An intense, high-powered performance from Stevie Ray's early days, featuring Testify; Texas Flood; Wham!; Pride and Joy and his fiery interpretation of Jimi Hendrix's Voodoo Chile (Slight Return) . Also includes a 1999 interview with Double Trouble. 1983/color/63 min/NR/fullscreen. In 1990, Texas bluesman Stevie Ray Vaughan was just emerging from a long period in which drugs had taken their toll: the previous year's In Step
album was the first he had made drug free, and the results were a marvel. But then, after sharing a stage with Buddy Guy, Robert Cray, and Eric Clapton, he boarded a helicopter to Chicago. It crashed, and the career of one of the great blues guitarists was ended.

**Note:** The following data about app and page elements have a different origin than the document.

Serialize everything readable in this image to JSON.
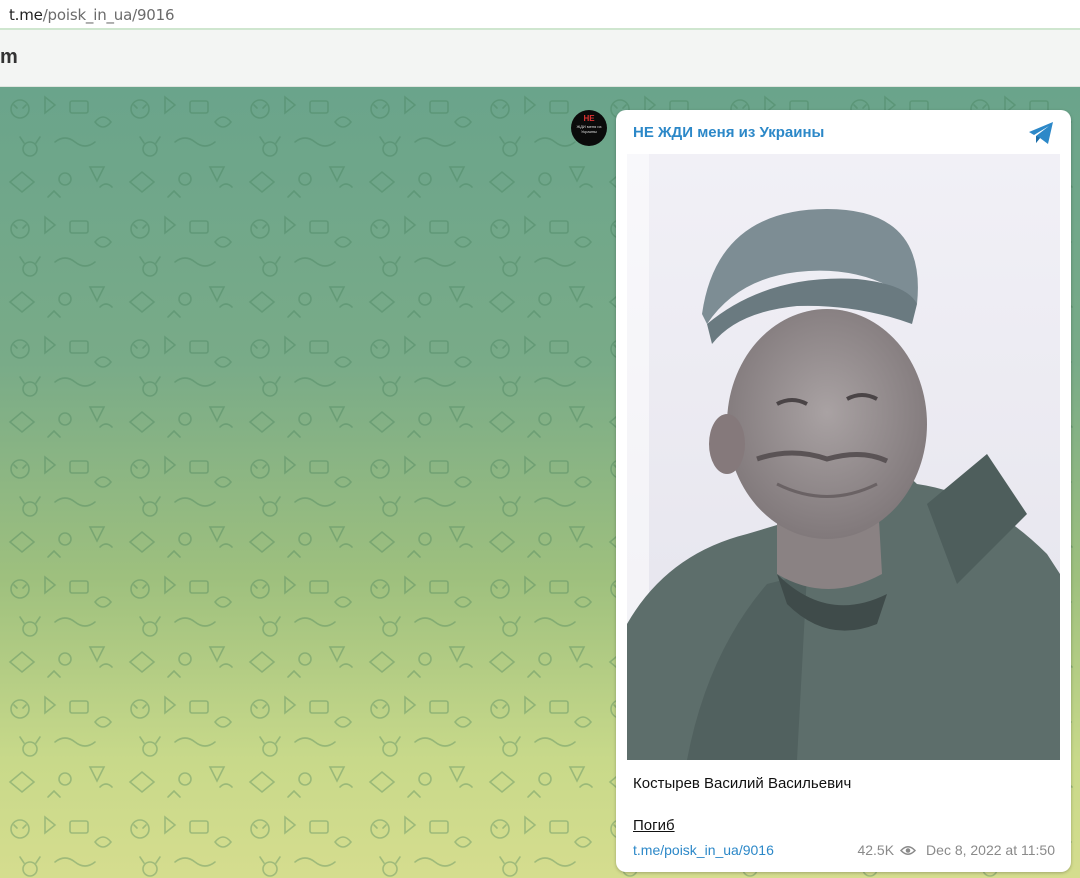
{
  "browser": {
    "url_host": "t.me",
    "url_path": "/poisk_in_ua/9016"
  },
  "header": {
    "logo_partial": "m"
  },
  "channel": {
    "avatar_text_top": "НЕ",
    "avatar_text_sub": "ЖДИ меня из Украины",
    "name": "НЕ ЖДИ меня из Украины"
  },
  "post": {
    "caption_name": "Костырев Василий Васильевич",
    "status": "Погиб",
    "link": "t.me/poisk_in_ua/9016",
    "views": "42.5K",
    "datetime": "Dec 8, 2022 at 11:50"
  },
  "icons": {
    "telegram": "telegram-plane-icon",
    "views": "eye-icon"
  },
  "colors": {
    "accent": "#2c88c8",
    "bg_top": "#6aa48b",
    "bg_bottom": "#d5dd8e"
  }
}
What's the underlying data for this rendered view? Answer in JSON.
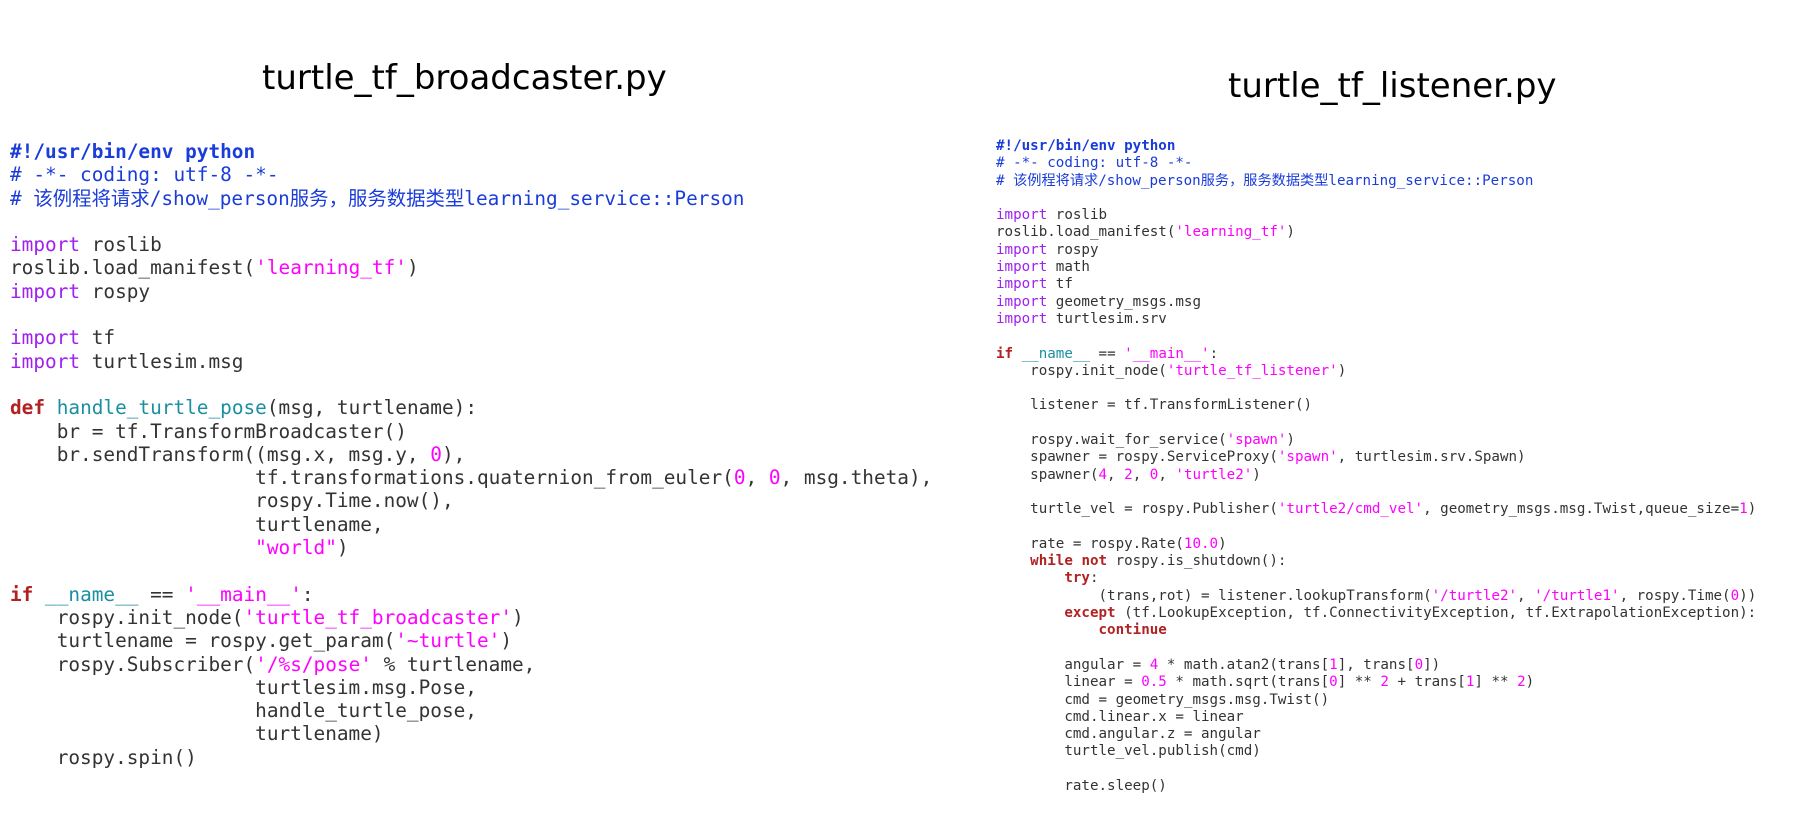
{
  "left": {
    "title": "turtle_tf_broadcaster.py",
    "code": [
      "#!/usr/bin/env python",
      "# -*- coding: utf-8 -*-",
      "# 该例程将请求/show_person服务，服务数据类型learning_service::Person",
      "",
      "import roslib",
      "roslib.load_manifest('learning_tf')",
      "import rospy",
      "",
      "import tf",
      "import turtlesim.msg",
      "",
      "def handle_turtle_pose(msg, turtlename):",
      "    br = tf.TransformBroadcaster()",
      "    br.sendTransform((msg.x, msg.y, 0),",
      "                     tf.transformations.quaternion_from_euler(0, 0, msg.theta),",
      "                     rospy.Time.now(),",
      "                     turtlename,",
      "                     \"world\")",
      "",
      "if __name__ == '__main__':",
      "    rospy.init_node('turtle_tf_broadcaster')",
      "    turtlename = rospy.get_param('~turtle')",
      "    rospy.Subscriber('/%s/pose' % turtlename,",
      "                     turtlesim.msg.Pose,",
      "                     handle_turtle_pose,",
      "                     turtlename)",
      "    rospy.spin()"
    ]
  },
  "right": {
    "title": "turtle_tf_listener.py",
    "code": [
      "#!/usr/bin/env python",
      "# -*- coding: utf-8 -*-",
      "# 该例程将请求/show_person服务，服务数据类型learning_service::Person",
      "",
      "import roslib",
      "roslib.load_manifest('learning_tf')",
      "import rospy",
      "import math",
      "import tf",
      "import geometry_msgs.msg",
      "import turtlesim.srv",
      "",
      "if __name__ == '__main__':",
      "    rospy.init_node('turtle_tf_listener')",
      "",
      "    listener = tf.TransformListener()",
      "",
      "    rospy.wait_for_service('spawn')",
      "    spawner = rospy.ServiceProxy('spawn', turtlesim.srv.Spawn)",
      "    spawner(4, 2, 0, 'turtle2')",
      "",
      "    turtle_vel = rospy.Publisher('turtle2/cmd_vel', geometry_msgs.msg.Twist,queue_size=1)",
      "",
      "    rate = rospy.Rate(10.0)",
      "    while not rospy.is_shutdown():",
      "        try:",
      "            (trans,rot) = listener.lookupTransform('/turtle2', '/turtle1', rospy.Time(0))",
      "        except (tf.LookupException, tf.ConnectivityException, tf.ExtrapolationException):",
      "            continue",
      "",
      "        angular = 4 * math.atan2(trans[1], trans[0])",
      "        linear = 0.5 * math.sqrt(trans[0] ** 2 + trans[1] ** 2)",
      "        cmd = geometry_msgs.msg.Twist()",
      "        cmd.linear.x = linear",
      "        cmd.angular.z = angular",
      "        turtle_vel.publish(cmd)",
      "",
      "        rate.sleep()"
    ]
  }
}
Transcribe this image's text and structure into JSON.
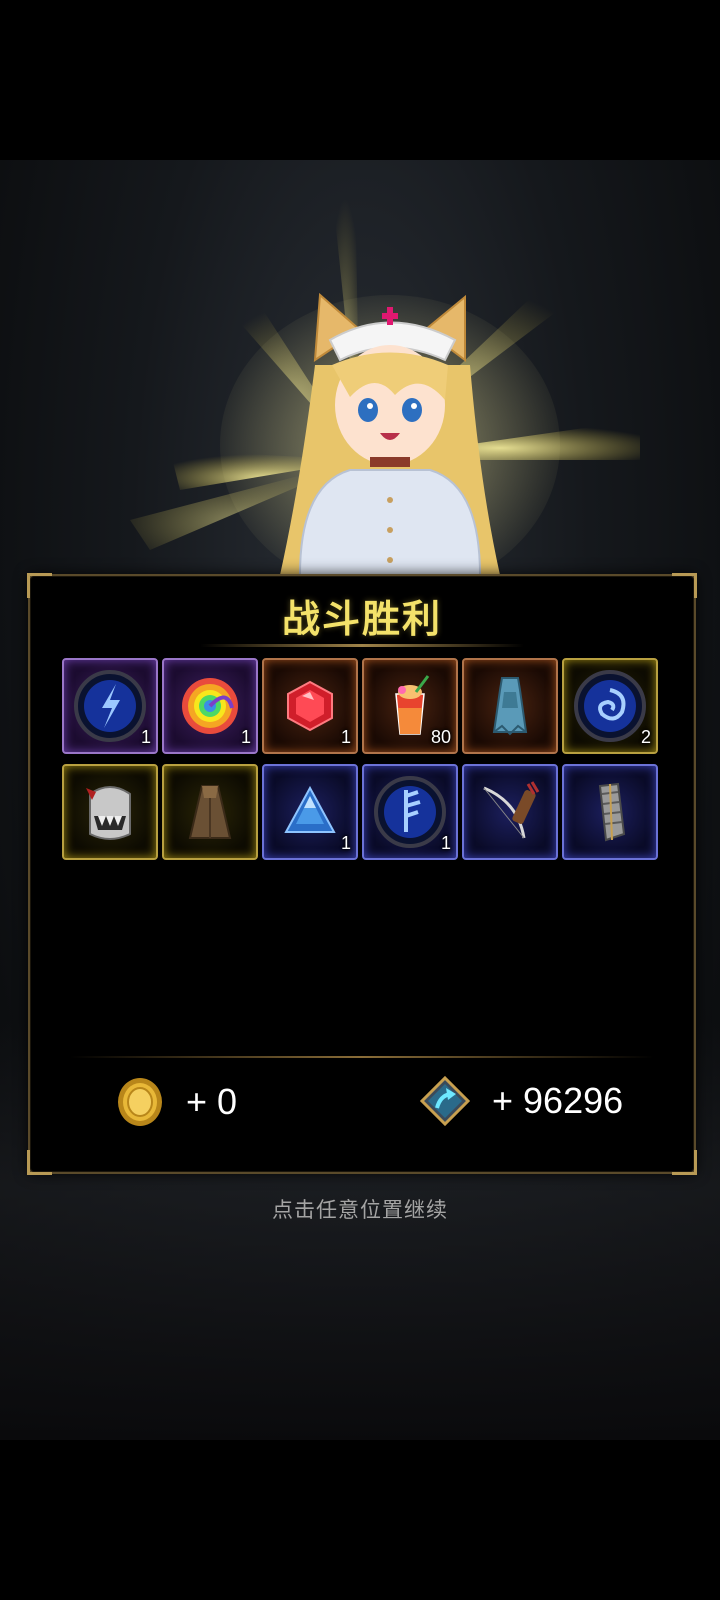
{
  "title": "战斗胜利",
  "items": [
    {
      "name": "blue-rune-orb",
      "rarity": "purple",
      "count": "1"
    },
    {
      "name": "rainbow-swirl",
      "rarity": "purple",
      "count": "1"
    },
    {
      "name": "red-gem",
      "rarity": "orange",
      "count": "1"
    },
    {
      "name": "cocktail-drink",
      "rarity": "orange",
      "count": "80"
    },
    {
      "name": "blue-robe",
      "rarity": "orange",
      "count": ""
    },
    {
      "name": "blue-swirl-orb",
      "rarity": "gold",
      "count": "2"
    },
    {
      "name": "skull-helmet",
      "rarity": "gold",
      "count": ""
    },
    {
      "name": "brown-cloak",
      "rarity": "gold",
      "count": ""
    },
    {
      "name": "blue-triangle-crystal",
      "rarity": "blue",
      "count": "1"
    },
    {
      "name": "blue-lightning-orb",
      "rarity": "blue",
      "count": "1"
    },
    {
      "name": "bow-and-quiver",
      "rarity": "blue",
      "count": ""
    },
    {
      "name": "metal-gauntlet",
      "rarity": "blue",
      "count": ""
    }
  ],
  "rewards": {
    "gold": {
      "icon": "gold-coin-icon",
      "label": "+ 0"
    },
    "exp": {
      "icon": "exp-up-arrow-icon",
      "label": "+ 96296"
    }
  },
  "hint": "点击任意位置继续",
  "colors": {
    "title": "#f4e26a",
    "purple": "#9a76c8",
    "orange": "#b0744a",
    "gold": "#b8a040",
    "blue": "#6b72d6"
  }
}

Rewind to 1983 and here is Stevie Ray at the beginning of his fame, his first album with his backing band Double Trouble, Texas Flood, having just been released to critical and popular acclaim. The venue is the El Mocambo club in Toronto, a dark, smoky joint with a laid-back but appreciative clientele. Vaughan, drummer Chris Layton, and bassist Tommy Shannon share the tiny stage. The guitarist, bedecked in trademark hat and alligator-skin boots, is pale of complexion, sweating from the heat and physical exertion, and physically much smaller than Shannon, who towers over him. But Vaughan dominates, as much by the magnetism of his flamboyant personality as his guitar playing. And what playing: by turns fiery, funky, then limpid and surprisingly graceful. Here is an authentic blues artist captured in the throes of living through his music. At this early stage in his career he was still very much in thrall to Jimi Hendrix (the flower-power shirt gives it away), as covers of "Voodoo Chile" and "Third Stone from the Sun" (the latter a Hendrix-inspired guitar-abuse session) indicate. The highlight of the show, however, is his rendition of "Texas Flood," which turns out to be an amazing essay on the art of blues guitar. This is a raw, intimate, and spontaneous record of a one-time event. All fans of the blues will be grateful to those who had the foresight to capture it on film. --Mark Walker